A long time ago, when I was only 17, I decided I wanted to study tropical agriculture. An interesting choice, because I grew up in the city and no-one in our family was a farmer. Except for my grandfather on my mother’s side; he had some land and greenhouses. But the stories I heard about that growing up were not very promising. I guess what motivated me to make this choice was that I had always liked biology and science but I wanted to do something practical and meaningful with it. Add a bit of adventurism to that and, voila, I found the course that fitted me perfectly. I really enjoyed stuying and student life. I spend half a year in Togo and 6 months in Zimbabwe to do research, and after 6 years in university I got my engineer’s title.
After graduating, I worked a bit here and there, but was soon mostly busy with moving to different places and taking care of little children. But we have not moved house in the last 2 years and our children are not so little anymore. So now I am back to work!
The company I am working with is called Kilimo Markets. Kilimo means ‘agriculture’ in Swahili. Kilimo Markets works with smallholder farmers that produce pigeon pea and other pulses, mainly for export. Kilimo Markets organises the farmers in farmers’ groups and facilitates the marketing of the harvest. They also increase access to quality certified seed of improved varieties and other inputs. Read more about what they do on their website.

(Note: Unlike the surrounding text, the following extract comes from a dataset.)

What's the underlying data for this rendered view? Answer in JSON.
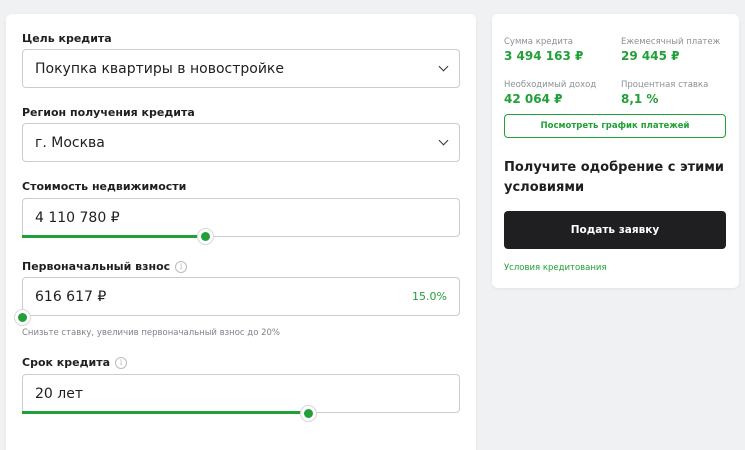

The project I am working on looks into the local consumption of pigeon pea. In India and other Asian countries, pigeon pea is mostly consumed as dal (a stew made of split peas). A dal made out of split pigeon peas is called toor dal.
As any other pulse (peas and beans), pigeon pea is very nutritious, and rich in essential amino acids (protein). The staple food of Tanzania is maize. It is mostly consumed as ugali, a stiff porridge made of maize flour and water. It can be eaten with vegetables, beans or meat. The consumption of pigeon pea is not very common in Tanzania, at least, that is the assumption. Kilimo Markets would like to know if pigeon pea is consumed by the farmers that grow it for export. It is available to them, but it is possible that they prefer not to eat it, for various reasons.
Over the last two weeks, several farmers (mainly women) from a number of villages in the pigeon pea production areas have been interviewed, in order to find out if they consume pigeon pea, and if not, why not. More general questions about nutrition have also been asked, to get a better understanding of how (and if) pigeon pea would fit in the diet of the farmers and their families. It will be my job to put all the information together and draw some conclusions. A follow-up on that could be finding ways to increase pigeon pea consumption, as that would most likely improve nutrition for the farmers’ families.